Pop quiz, hotshot: What’s a hangnail? Some people use the term to refer to torn skin around their nail and cuticles. Others reserve it for nails that break, rip or split. In reality, it’s the former — but whatever you call it, the goal of treating hangnails is to prevent infection and minimize the chance of further tearing (whether it’s skin or a nail that’s doing the tearing).
When it comes to actual nails that are split or torn, the best prevention is keeping your nails short, says dermatologist Chris Adigun. If your lifestyle is so rugged (or your nails so fancy) that a nail rips anyway, “The most important thing to do first is trim any nail that might be hanging off, in order to prevent it from getting caught again,” Adigun says. Next, clean the finger with soap and water and put on an antibiotic ointment and bandage. “The key is protecting the nail and preventing it from being re-traumatized, and preventing infection,” Adigun explains.
Treatment for torn skin around your nails is pretty similar: Don’t pick at it (you can, however, gently cut off hanging skin with a cuticle trimmer), wash your hands and keep the area clean.

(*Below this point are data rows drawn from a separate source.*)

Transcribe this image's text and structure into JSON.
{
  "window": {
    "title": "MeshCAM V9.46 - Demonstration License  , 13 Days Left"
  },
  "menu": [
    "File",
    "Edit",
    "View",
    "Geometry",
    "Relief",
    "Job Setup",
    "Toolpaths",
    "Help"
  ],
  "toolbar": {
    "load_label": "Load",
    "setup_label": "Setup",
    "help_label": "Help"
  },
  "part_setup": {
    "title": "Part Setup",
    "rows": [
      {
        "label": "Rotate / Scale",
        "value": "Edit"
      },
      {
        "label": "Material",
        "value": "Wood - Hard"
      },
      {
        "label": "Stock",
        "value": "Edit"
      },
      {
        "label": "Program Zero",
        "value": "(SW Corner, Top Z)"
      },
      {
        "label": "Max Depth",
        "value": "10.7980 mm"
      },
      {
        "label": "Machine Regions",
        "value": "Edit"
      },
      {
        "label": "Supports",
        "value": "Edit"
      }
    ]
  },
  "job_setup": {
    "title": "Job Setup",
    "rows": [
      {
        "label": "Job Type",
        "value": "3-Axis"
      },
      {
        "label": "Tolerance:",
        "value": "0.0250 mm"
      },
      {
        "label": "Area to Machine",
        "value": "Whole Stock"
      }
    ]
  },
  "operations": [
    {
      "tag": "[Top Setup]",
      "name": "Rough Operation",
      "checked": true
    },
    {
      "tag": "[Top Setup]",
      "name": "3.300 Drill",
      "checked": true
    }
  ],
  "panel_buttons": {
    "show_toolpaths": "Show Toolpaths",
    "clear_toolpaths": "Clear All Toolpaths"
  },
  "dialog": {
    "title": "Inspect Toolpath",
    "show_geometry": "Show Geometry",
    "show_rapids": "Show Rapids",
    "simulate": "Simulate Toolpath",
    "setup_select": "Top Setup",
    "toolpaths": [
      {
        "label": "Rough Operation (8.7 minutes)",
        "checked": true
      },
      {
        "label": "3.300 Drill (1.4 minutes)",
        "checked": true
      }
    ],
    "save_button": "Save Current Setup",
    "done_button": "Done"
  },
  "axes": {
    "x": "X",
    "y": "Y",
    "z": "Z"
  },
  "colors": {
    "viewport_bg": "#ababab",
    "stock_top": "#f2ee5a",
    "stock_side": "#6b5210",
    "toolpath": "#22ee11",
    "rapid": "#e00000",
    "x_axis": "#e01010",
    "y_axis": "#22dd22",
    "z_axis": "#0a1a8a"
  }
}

If you’re a chronic cuticle picker, you might want to try some of the tricks known to end nail biting, because ripped up cuticles are not only unsightly and painful, they also put you at risk for warts on your fingers. And I’m pretty sure no one wants that.